|Southwestern Bullying Students|
|November 26, 2010|
It is astonishing that the Southwestern Company's antics are nearly identical to what they were when I knew them in the 1970s. "Follow our advice, do what we say, or brand yourself forevermore as a failure." A bullying so transparent that you have to wonder why anyone, even an 18- or 19-year-old, would be taken in by it. The answer is that no one is, initially: the summer outing is sold as an adventure, a lark. Students are encouraged to try it out, and if they don't like it--well, no harm done. The Company is taking no risk at all, only the students are...
The bullying begins when they attend "sales school" in Nashville, living 3 or 4 to a motel room under the watch of a Southwestern manager. They go to "school" in the daytime and the rest of the time--even lunch breaks--are forever hectored by Southwestern personnel to rehearse their sales scripts and adopt the right attitude. In my day you were supposed to shout, "Ah feel healthy, ah feel happy, ah feel ta-riffic!" every twenty minutes or so throughout the day. At the motel and during the Sunday pep meetings, Billy Bobs and Norma Raes from East Treestump, Arkansas would sidle on by, chat you up and size you up, and tell you what you were doing wrong.
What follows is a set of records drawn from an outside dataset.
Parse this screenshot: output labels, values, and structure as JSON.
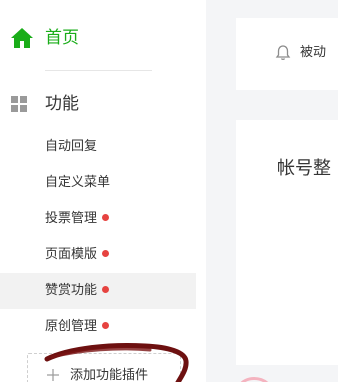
{
  "sidebar": {
    "home": {
      "label": "首页",
      "icon": "home-icon"
    },
    "section": {
      "label": "功能",
      "icon": "grid-icon"
    },
    "items": [
      {
        "label": "自动回复",
        "badge": false,
        "active": false
      },
      {
        "label": "自定义菜单",
        "badge": false,
        "active": false
      },
      {
        "label": "投票管理",
        "badge": true,
        "active": false
      },
      {
        "label": "页面模版",
        "badge": true,
        "active": false
      },
      {
        "label": "赞赏功能",
        "badge": true,
        "active": true
      },
      {
        "label": "原创管理",
        "badge": true,
        "active": false
      }
    ],
    "add_plugin": {
      "label": "添加功能插件",
      "icon": "plus-icon"
    }
  },
  "notice": {
    "icon": "bell-icon",
    "text": "被动"
  },
  "main": {
    "title": "帐号整"
  },
  "colors": {
    "accent_green": "#1aad19",
    "badge_red": "#e64340",
    "annotation_red": "#6d1010",
    "background": "#f4f5f7"
  }
}
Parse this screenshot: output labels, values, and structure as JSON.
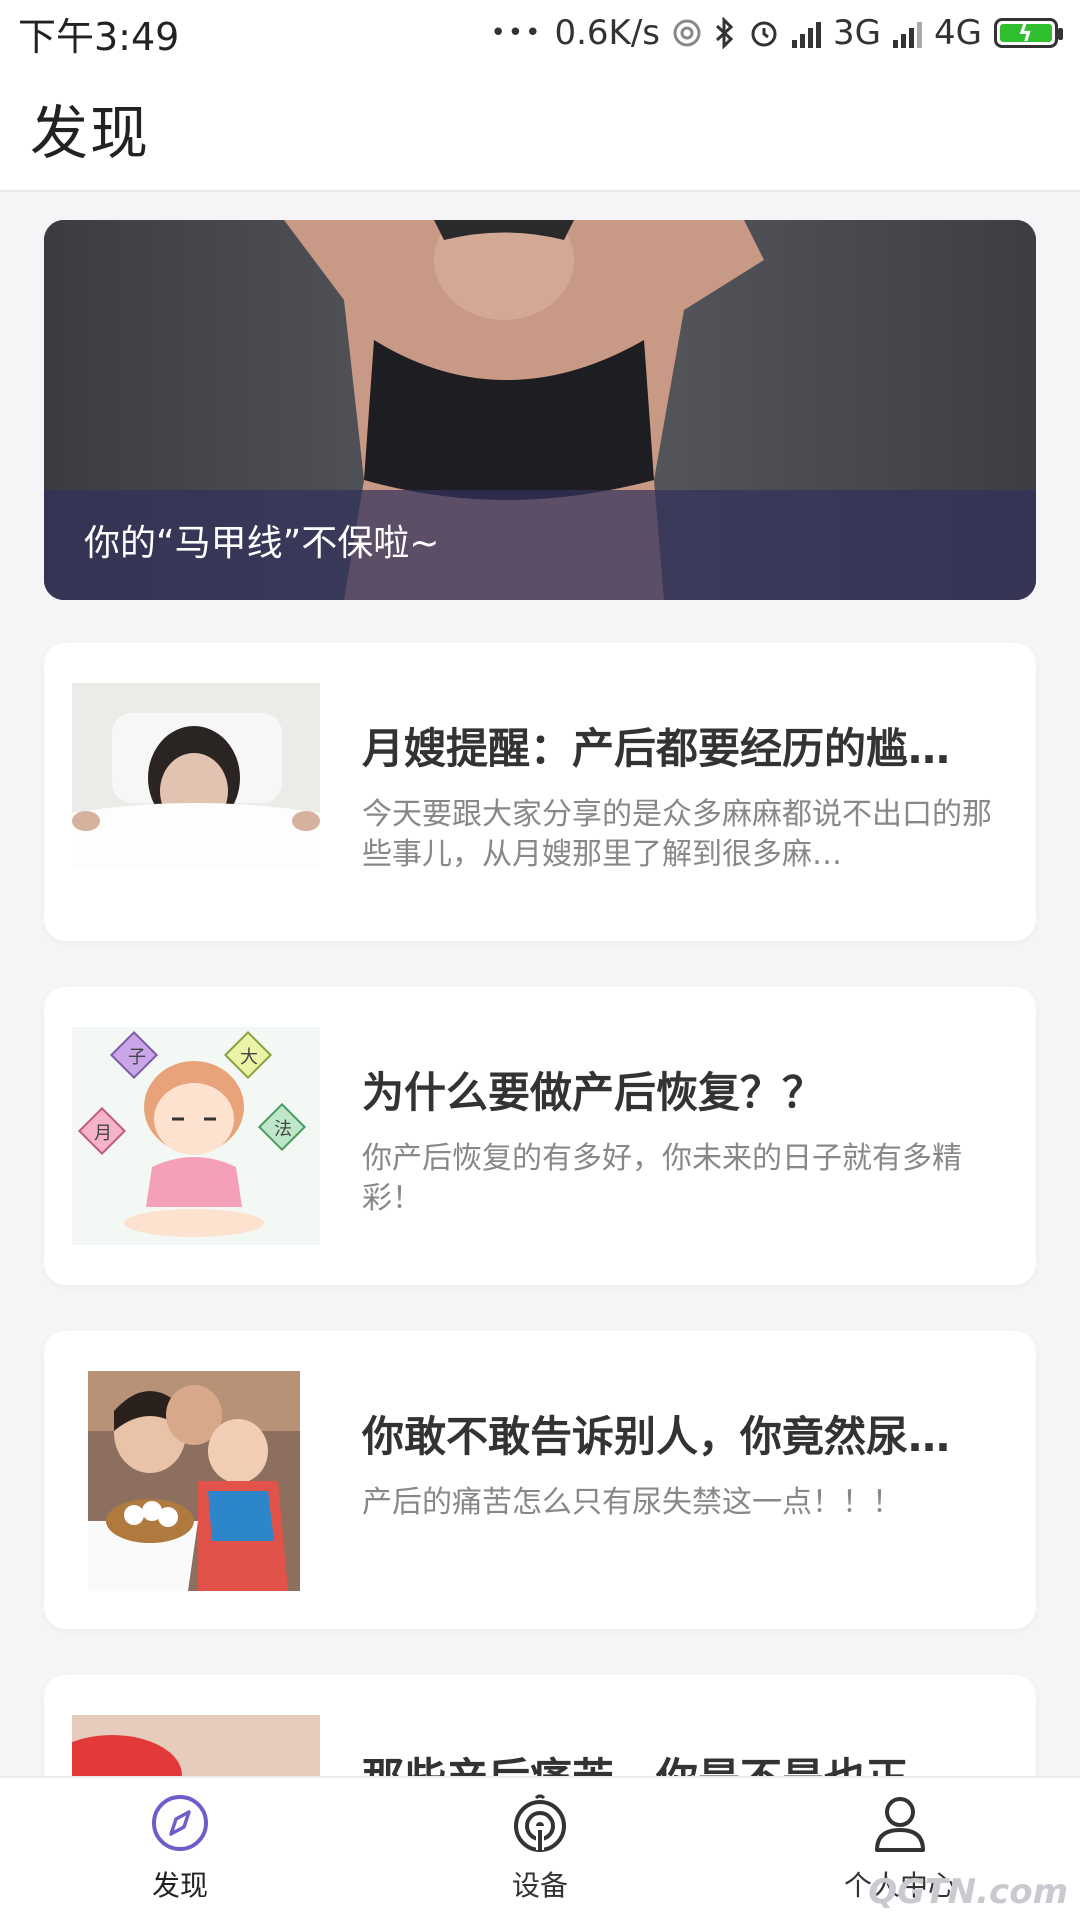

Basically, if you acted like anything other than a redneck wannabe, you were accused of being over intellectual and snobbish.
I do not doubt that this is a benign, even positive, experience for a large minority of recruits. However, most people simply are not wired to wander around strange neighborhoods, making door-to-door cold-calls 12 hours a day, 6 days a week. It is difficult to think what sort of career or aptitude this experience would enhance, other than low-level one-on-one salesmanship.
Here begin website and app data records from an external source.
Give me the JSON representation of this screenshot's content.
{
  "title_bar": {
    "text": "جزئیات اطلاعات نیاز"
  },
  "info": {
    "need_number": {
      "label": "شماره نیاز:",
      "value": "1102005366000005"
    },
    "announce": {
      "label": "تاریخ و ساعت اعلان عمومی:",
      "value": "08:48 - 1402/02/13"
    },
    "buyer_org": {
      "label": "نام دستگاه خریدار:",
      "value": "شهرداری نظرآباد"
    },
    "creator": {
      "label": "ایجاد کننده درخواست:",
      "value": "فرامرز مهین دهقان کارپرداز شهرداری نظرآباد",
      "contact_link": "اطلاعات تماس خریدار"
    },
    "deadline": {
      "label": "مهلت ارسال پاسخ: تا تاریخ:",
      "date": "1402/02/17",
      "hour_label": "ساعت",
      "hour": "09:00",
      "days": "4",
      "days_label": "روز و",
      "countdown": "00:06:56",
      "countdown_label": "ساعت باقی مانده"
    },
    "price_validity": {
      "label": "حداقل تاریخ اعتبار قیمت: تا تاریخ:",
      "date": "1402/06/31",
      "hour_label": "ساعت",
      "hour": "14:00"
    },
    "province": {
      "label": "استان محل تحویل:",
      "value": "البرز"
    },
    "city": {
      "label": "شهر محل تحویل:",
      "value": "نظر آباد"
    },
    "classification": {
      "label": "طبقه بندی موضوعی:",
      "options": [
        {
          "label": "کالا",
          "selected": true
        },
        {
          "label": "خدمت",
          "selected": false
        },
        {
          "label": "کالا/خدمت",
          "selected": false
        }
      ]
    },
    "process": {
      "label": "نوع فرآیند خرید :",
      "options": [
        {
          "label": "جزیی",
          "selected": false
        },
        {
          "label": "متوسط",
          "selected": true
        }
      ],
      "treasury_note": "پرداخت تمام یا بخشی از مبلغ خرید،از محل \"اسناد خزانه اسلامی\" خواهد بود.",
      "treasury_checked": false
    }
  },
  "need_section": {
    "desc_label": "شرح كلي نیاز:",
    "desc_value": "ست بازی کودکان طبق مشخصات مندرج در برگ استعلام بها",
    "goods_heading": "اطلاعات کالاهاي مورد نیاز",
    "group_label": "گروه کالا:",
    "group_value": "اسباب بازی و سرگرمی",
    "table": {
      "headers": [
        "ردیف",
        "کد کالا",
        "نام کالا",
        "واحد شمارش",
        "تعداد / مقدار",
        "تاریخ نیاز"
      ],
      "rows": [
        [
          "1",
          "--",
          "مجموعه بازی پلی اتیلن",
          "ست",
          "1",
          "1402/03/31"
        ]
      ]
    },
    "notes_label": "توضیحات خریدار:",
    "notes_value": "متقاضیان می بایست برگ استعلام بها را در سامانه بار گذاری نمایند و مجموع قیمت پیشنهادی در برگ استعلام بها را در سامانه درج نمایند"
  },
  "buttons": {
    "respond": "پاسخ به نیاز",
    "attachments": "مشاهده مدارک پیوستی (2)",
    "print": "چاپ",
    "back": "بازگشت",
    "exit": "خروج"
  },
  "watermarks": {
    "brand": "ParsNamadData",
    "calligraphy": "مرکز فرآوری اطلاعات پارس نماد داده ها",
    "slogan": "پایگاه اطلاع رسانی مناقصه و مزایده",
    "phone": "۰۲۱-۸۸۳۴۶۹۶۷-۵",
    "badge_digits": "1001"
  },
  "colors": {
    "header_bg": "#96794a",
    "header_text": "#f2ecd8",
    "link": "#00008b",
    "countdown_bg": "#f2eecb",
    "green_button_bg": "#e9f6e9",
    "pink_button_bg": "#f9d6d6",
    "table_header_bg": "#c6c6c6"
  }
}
My brief experience left me with one useful insight, which is that the Southwestern recruitment model is just an caricatured microcosm of sales recruiting in general: a vast and random intake of candidates, with little attention paid to their interests or aptitude: followed by a vast wash-out of those who shouldn't have been recruited in the first place.